- Mandatory remote working for those who can when potentially infectious but well enough to work. It must be socially (and contractually) unacceptable to be in the workplace while unwell.
- Better distancing and infection control in lower-density workplaces.
- Multi-skilled workers with blended roles that allow them to work remotely at times. This will also allow individuals to cover for each other more effectively if someone is off.
Flexibility requires culture change
Just as we’ve had to change our attitudes to remote work (so many people who were told that it wasn’t possible for them to work from home previously have now been doing so successfully for 3 months, and are being told that the change is likely to be permanent!) so we need to change our attitude to flexibility. By making a genuine commitment to work/life balance we can enable and empower our employees to be more productive. For example, in global organisations, flexibility allows roles to be globally focused rather than local – not restricted by the traditional 9-5 working day but allowing individuals to combine business and personal needs to create the optimal working day. As an example:
One couple told me that while it is a struggle fitting everything in, they have established a routine which splits the working day/school day between them and allows them to make up the rest of their working hours before breakfast or after the childrens’ bedtime. Both work for global organisations, and this has allowed them to be more flexible in terms of availability to colleagues and clients elsewhere. They may continue working like this at least in part in the long term.
While I’ve heard stories of many people struggling, whether due to lack of appropriate space or technology, because of caring or parenting responsibilities, trying to cope with feelings of isolation, suffering from zoom fatigue or just having general difficulties in adapting to the current way of working, I’m also hearing a lot of positive stories. There are families who are enjoying eating together 3 times a day, people using their ‘commute’ time for exercise (either alone or with their families), parents enjoying being more involved in their childrens’ education.
Another parent talked about the fact that the 6-hour time difference with the rest of their team now works to their advantage. They have shifted their working day to fit with their team, and as a result are able to cover half the day’s childcare while their partner does the other half.

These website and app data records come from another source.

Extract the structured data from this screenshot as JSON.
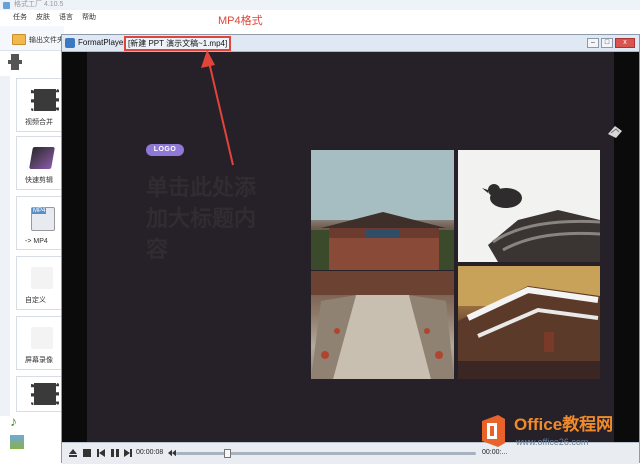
{
  "app": {
    "title": "格式工厂 4.10.5",
    "menu": [
      "任务",
      "皮肤",
      "语言",
      "帮助"
    ],
    "toolbar_button": "输出文件夹"
  },
  "sidebar": {
    "items": [
      {
        "label": "视频合并",
        "icon": "video-merge-icon",
        "color": "#3a3a3a"
      },
      {
        "label": "快速剪辑",
        "icon": "quick-cut-icon",
        "color": "#7a5a9a"
      },
      {
        "label": "-> MP4",
        "icon": "mp4-icon",
        "color": "#5b8ec9",
        "badge": "MP4"
      },
      {
        "label": "自定义",
        "icon": "custom-icon",
        "color": "#f3f3f3"
      },
      {
        "label": "屏幕录像",
        "icon": "screen-record-icon",
        "color": "#f3f3f3"
      }
    ]
  },
  "player": {
    "app_name": "FormatPlayer",
    "file_name": "[新建 PPT 演示文稿~1.mp4]",
    "window_buttons": {
      "minimize": "–",
      "maximize": "□",
      "close": "x"
    },
    "slide": {
      "logo_text": "LOGO",
      "title": "单击此处添加大标题内容"
    },
    "controls": {
      "time_current": "00:00:08",
      "time_end": "00:00:...",
      "progress_fraction": 0.17
    }
  },
  "annotation": {
    "label": "MP4格式",
    "color": "#e0443a"
  },
  "watermark": {
    "title_latin": "Office",
    "title_cn": "教程网",
    "url": "www.office26.com",
    "color": "#f08a2a"
  }
}
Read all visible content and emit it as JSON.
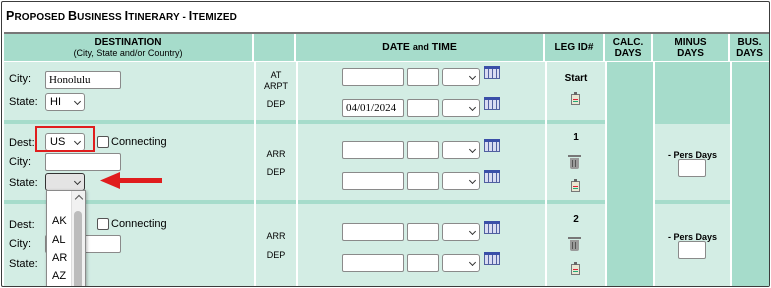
{
  "title": {
    "first_letter": "P",
    "rest": "ROPOSED ",
    "b": "B",
    "b_rest": "USINESS ",
    "i": "I",
    "i_rest": "TINERARY - ",
    "i2": "I",
    "i2_rest": "TEMIZED"
  },
  "headers": {
    "destination": "DESTINATION",
    "destination_sub": "(City, State and/or Country)",
    "date_time": "DATE",
    "date_time_and": "and",
    "date_time_time": "TIME",
    "leg_id": "LEG ID#",
    "calc_days_1": "CALC.",
    "calc_days_2": "DAYS",
    "minus_days_1": "MINUS",
    "minus_days_2": "DAYS",
    "bus_days_1": "BUS.",
    "bus_days_2": "DAYS"
  },
  "row1": {
    "city_label": "City:",
    "city_value": "Honolulu",
    "state_label": "State:",
    "state_value": "HI",
    "at_arpt_1": "AT",
    "at_arpt_2": "ARPT",
    "dep": "DEP",
    "dep_date": "04/01/2024",
    "leg": "Start"
  },
  "row2": {
    "dest_label": "Dest:",
    "dest_value": "US",
    "connecting": "Connecting",
    "city_label": "City:",
    "state_label": "State:",
    "arr": "ARR",
    "dep": "DEP",
    "leg": "1",
    "pers_days": "- Pers Days"
  },
  "row3": {
    "dest_label": "Dest:",
    "connecting": "Connecting",
    "city_label": "City:",
    "state_label": "State:",
    "arr": "ARR",
    "dep": "DEP",
    "leg": "2",
    "pers_days": "- Pers Days"
  },
  "dropdown_options": [
    "AK",
    "AL",
    "AR",
    "AZ"
  ],
  "colors": {
    "header": "#a6dccb",
    "row": "#d3ede4",
    "highlight": "#e01d1d"
  }
}
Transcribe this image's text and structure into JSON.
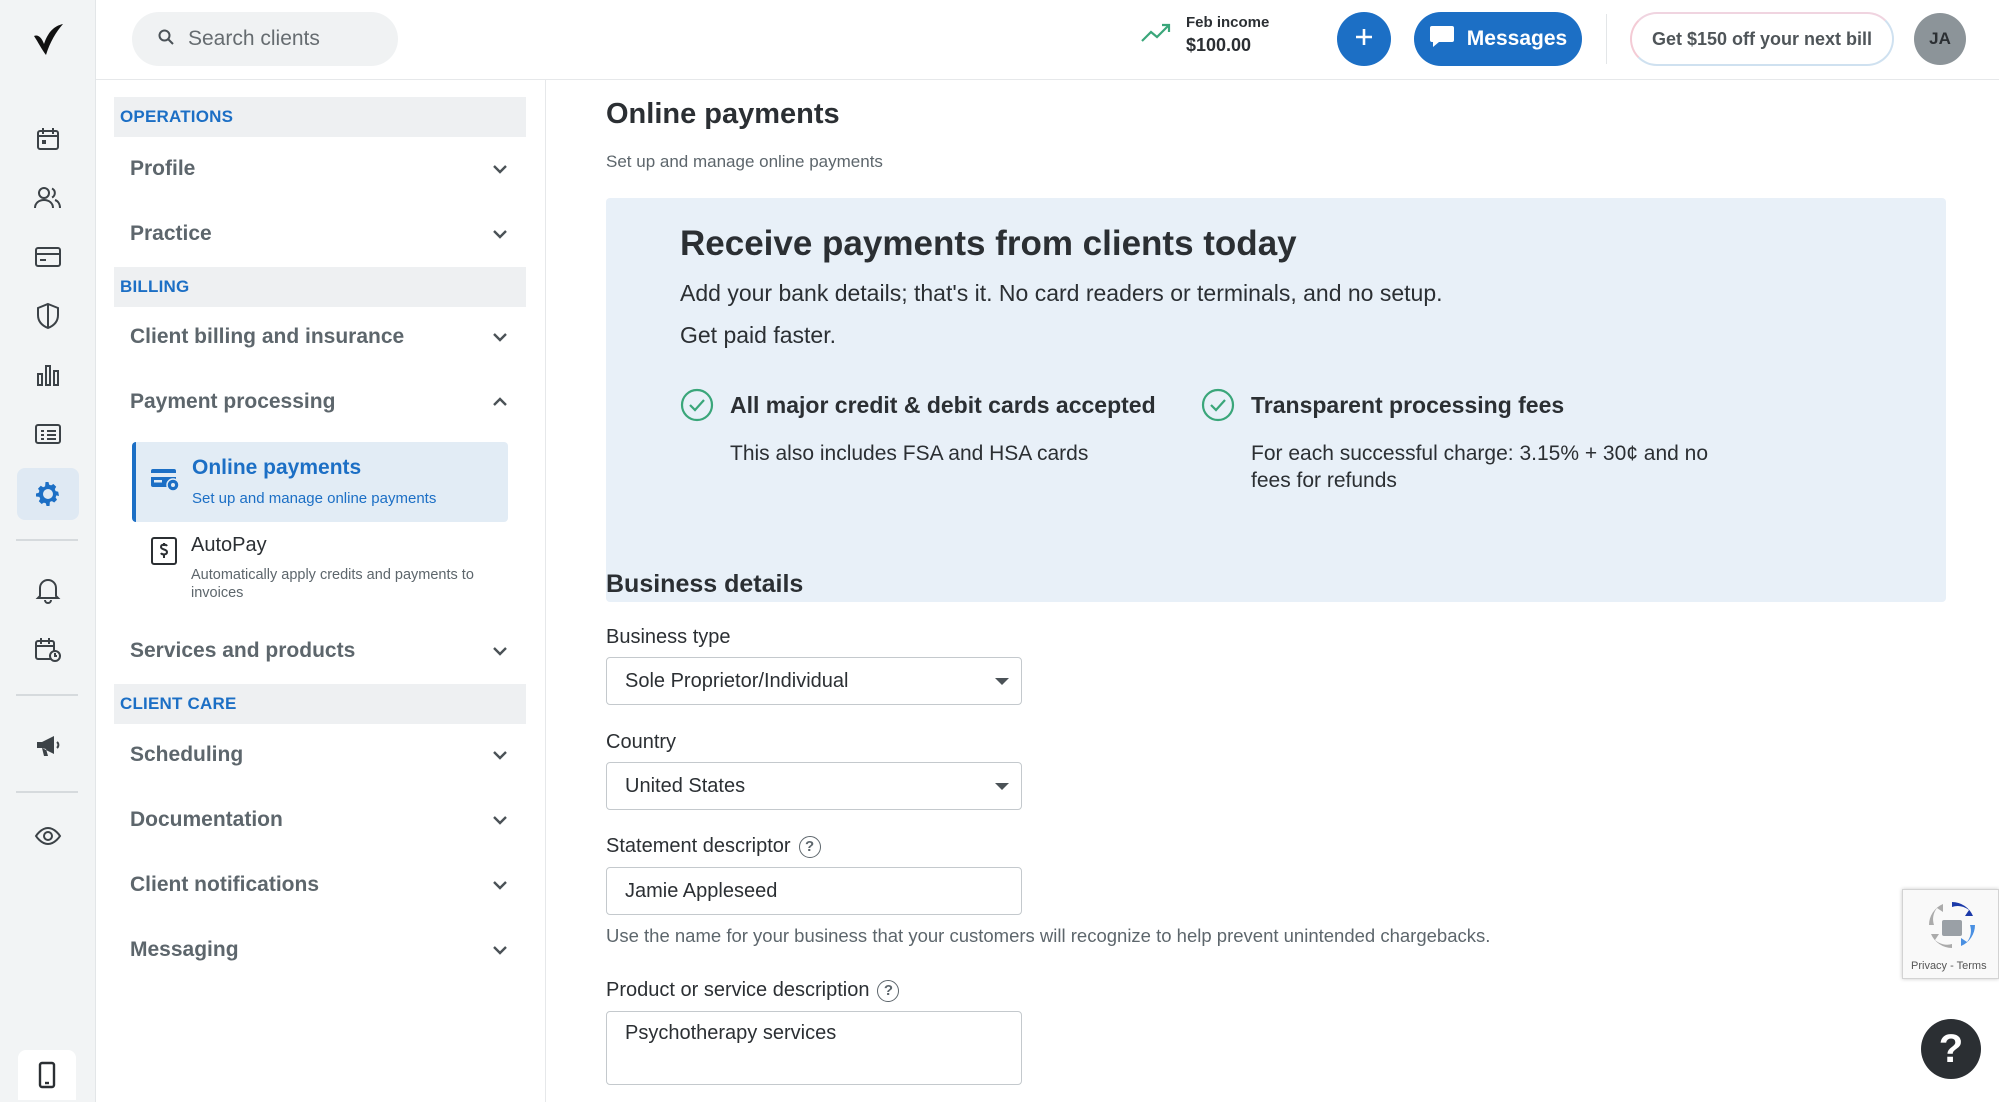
{
  "header": {
    "search_placeholder": "Search clients",
    "income_label": "Feb income",
    "income_value": "$100.00",
    "messages_label": "Messages",
    "promo_label": "Get $150 off your next bill",
    "avatar_initials": "JA"
  },
  "rail": {
    "icons": [
      "logo-icon",
      "calendar-icon",
      "clients-icon",
      "billing-card-icon",
      "insurance-shield-icon",
      "analytics-icon",
      "list-icon",
      "settings-gear-icon",
      "bell-icon",
      "calendar-clock-icon",
      "megaphone-icon",
      "eye-icon",
      "mobile-phone-icon"
    ],
    "active": "settings-gear-icon"
  },
  "sidebar": {
    "sections": [
      {
        "heading": "OPERATIONS",
        "items": [
          "Profile",
          "Practice"
        ]
      },
      {
        "heading": "BILLING",
        "items": [
          "Client billing and insurance",
          "Payment processing",
          "Services and products"
        ]
      },
      {
        "heading": "CLIENT CARE",
        "items": [
          "Scheduling",
          "Documentation",
          "Client notifications",
          "Messaging"
        ]
      }
    ],
    "active_sub": {
      "title": "Online payments",
      "desc": "Set up and manage online payments"
    },
    "sub": {
      "title": "AutoPay",
      "desc": "Automatically apply credits and payments to invoices"
    }
  },
  "main": {
    "title": "Online payments",
    "subtitle": "Set up and manage online payments",
    "banner": {
      "heading": "Receive payments from clients today",
      "line1": "Add your bank details; that's it. No card readers or terminals, and no setup.",
      "line2": "Get paid faster.",
      "feature1_title": "All major credit & debit cards accepted",
      "feature1_desc": "This also includes FSA and HSA cards",
      "feature2_title": "Transparent processing fees",
      "feature2_desc": "For each successful charge: 3.15% + 30¢ and no fees for refunds"
    },
    "business": {
      "title": "Business details",
      "business_type_label": "Business type",
      "business_type_value": "Sole Proprietor/Individual",
      "country_label": "Country",
      "country_value": "United States",
      "descriptor_label": "Statement descriptor",
      "descriptor_value": "Jamie Appleseed",
      "descriptor_hint": "Use the name for your business that your customers will recognize to help prevent unintended chargebacks.",
      "product_label": "Product or service description",
      "product_value": "Psychotherapy services"
    }
  },
  "recaptcha": {
    "links": "Privacy - Terms"
  },
  "help_label": "?",
  "colors": {
    "accent": "#1c6fc5",
    "banner_bg": "#e8f0f8",
    "check": "#3aa67a"
  }
}
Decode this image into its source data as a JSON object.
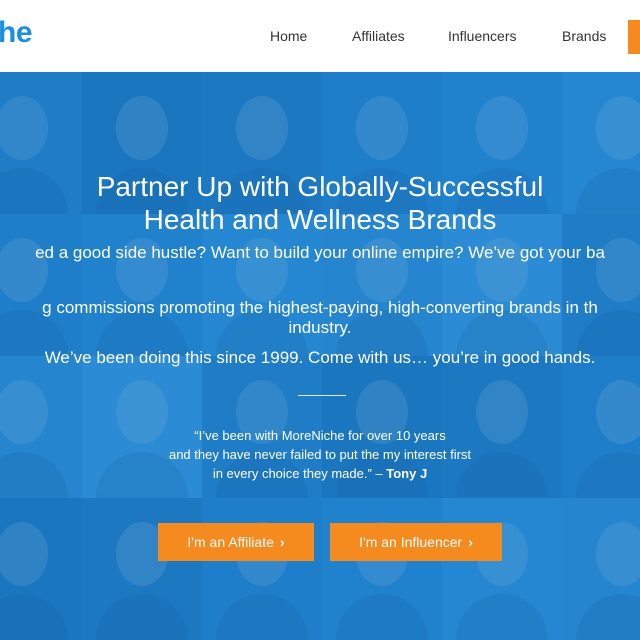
{
  "header": {
    "logo_text": "he",
    "nav": [
      {
        "label": "Home"
      },
      {
        "label": "Affiliates"
      },
      {
        "label": "Influencers"
      },
      {
        "label": "Brands"
      }
    ]
  },
  "hero": {
    "title_lines": [
      "Partner Up with Globally-Successful",
      "Health and Wellness Brands"
    ],
    "lead_1": "ed a good side hustle? Want to build your online empire? We’ve got your ba",
    "lead_2a": "g commissions promoting the highest-paying, high-converting brands in th",
    "lead_2b": "industry.",
    "lead_3": "We’ve been doing this since 1999. Come with us… you’re in good hands.",
    "quote_lines": [
      "“I’ve been with MoreNiche for over 10 years",
      "and they have never failed to put the my interest first",
      "in every choice they made.”"
    ],
    "quote_dash": " – ",
    "quote_author": "Tony J",
    "buttons": {
      "affiliate": "I'm an Affiliate",
      "influencer": "I'm an Influencer",
      "chevron_icon": "chevron-right-icon"
    }
  },
  "colors": {
    "brand_blue": "#1a8fe0",
    "accent_orange": "#f58a1f",
    "hero_overlay": "#1884d6"
  }
}
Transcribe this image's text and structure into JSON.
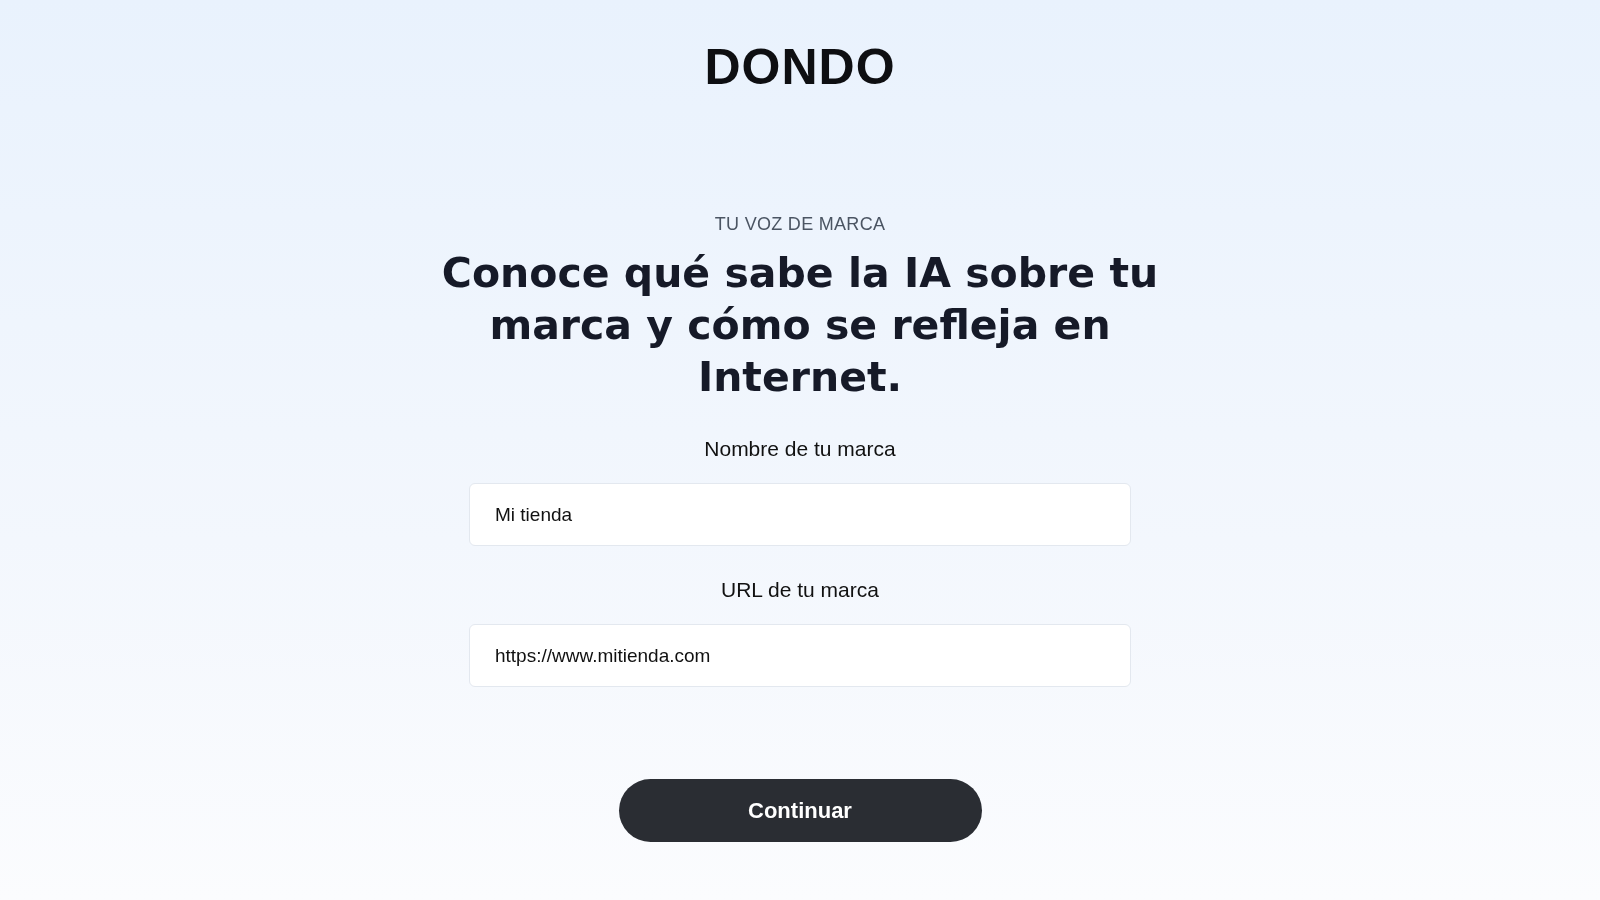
{
  "logo": {
    "text": "DONDO"
  },
  "eyebrow": "TU VOZ DE MARCA",
  "heading": "Conoce qué sabe la IA sobre tu marca y cómo se refleja en Internet.",
  "fields": [
    {
      "label": "Nombre de tu marca",
      "value": "Mi tienda"
    },
    {
      "label": "URL de tu marca",
      "value": "https://www.mitienda.com"
    }
  ],
  "button": {
    "label": "Continuar"
  }
}
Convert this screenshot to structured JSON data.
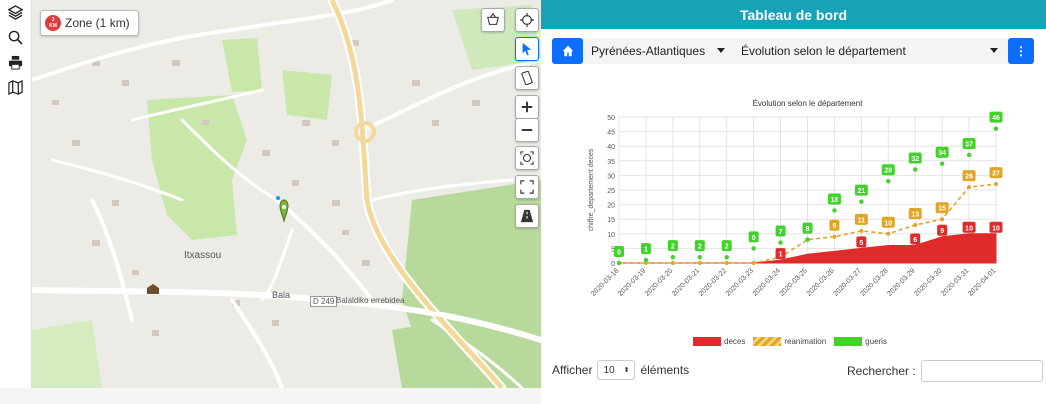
{
  "toolbar": {
    "items": [
      "layers-icon",
      "search-icon",
      "print-icon",
      "map-icon"
    ]
  },
  "map": {
    "zone_badge_top": "3",
    "zone_badge_bottom": "KM",
    "zone_label": "Zone (1 km)",
    "place_itxassou": "Itxassou",
    "road_bala": "Bala",
    "road_d249": "D 249",
    "road_balaldiko": "Balaldiko errebidea"
  },
  "panel": {
    "title": "Tableau de bord",
    "department": "Pyrénées-Atlantiques",
    "view": "Évolution selon le département",
    "menu_label": "⋮",
    "show_label": "Afficher",
    "show_value": "10",
    "elements_label": "éléments",
    "search_label": "Rechercher :"
  },
  "chart_data": {
    "type": "line",
    "title": "Évolution selon le département",
    "ylabel": "chiffre_departement deces",
    "xlabel": "",
    "ylim": [
      0,
      50
    ],
    "yticks": [
      0,
      5,
      10,
      15,
      20,
      25,
      30,
      35,
      40,
      45,
      50
    ],
    "categories": [
      "2020-03-18",
      "2020-03-19",
      "2020-03-20",
      "2020-03-21",
      "2020-03-22",
      "2020-03-23",
      "2020-03-24",
      "2020-03-25",
      "2020-03-26",
      "2020-03-27",
      "2020-03-28",
      "2020-03-29",
      "2020-03-30",
      "2020-03-31",
      "2020-04-01"
    ],
    "series": [
      {
        "name": "deces",
        "color": "#e02b2b",
        "values": [
          0,
          0,
          0,
          0,
          0,
          0,
          1,
          3,
          4,
          5,
          6,
          6,
          9,
          10,
          10
        ]
      },
      {
        "name": "reanimation",
        "color": "#e0a628",
        "values": [
          0,
          0,
          0,
          0,
          0,
          0,
          2,
          8,
          9,
          11,
          10,
          13,
          15,
          26,
          27
        ]
      },
      {
        "name": "gueris",
        "color": "#43d12b",
        "values": [
          0,
          1,
          2,
          2,
          2,
          5,
          7,
          8,
          18,
          21,
          28,
          32,
          34,
          37,
          46
        ]
      }
    ],
    "labels": {
      "deces": [
        null,
        null,
        null,
        null,
        null,
        null,
        1,
        null,
        null,
        5,
        null,
        6,
        9,
        10,
        10
      ],
      "reanimation": [
        null,
        null,
        null,
        null,
        null,
        null,
        null,
        null,
        9,
        11,
        10,
        13,
        15,
        26,
        27
      ],
      "gueris": [
        0,
        1,
        2,
        2,
        2,
        0,
        7,
        8,
        18,
        21,
        28,
        32,
        34,
        37,
        46
      ]
    },
    "legend_position": "bottom"
  }
}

Creativity and flexibility around roles and allowing different ways of working will help protect employees from infection. While healthcare workers have already been moving to video, phone or even webchat when quarantining, this kind of flexibility is providing solutions for others as well.
A call centre worker with caring responsibilities who has been moved to remote working told me how her employers quickly realized that working on the phone at home was difficult, so her role has changed to supporting online chat – there are no issues with background noise and interruptions. However, she is keen to get back to the office as this gives her a break from her responsibilities.
Different ways of working or using existing skills in different parts of the organization helps build resilience and can bring broader business benefits as ideas and best-practices are shared across the organization and a culture of collaboration develops. As organisations change the way they work, IT leaders will need to provide innovative and flexible solutions (and practical infrastructure) to enable this.
There are many similar stories – I wrote a couple of months ago about my own lifestyle changes and how the lack of travel has given me more time to explore some of the ideas that have been on my list for a while. I’ll be sharing them with you as I (hopefully!) start to make sense of them.
What is clear, is that while long-term planning is difficult to do, we can create environments that will be flexible enough to allow us to adapt to change. We need to continue to listen to our employees and customers to understand the evolving situation, and as IT professionals, innovate solutions that allow them to continue to be productive while prioritizing their safety.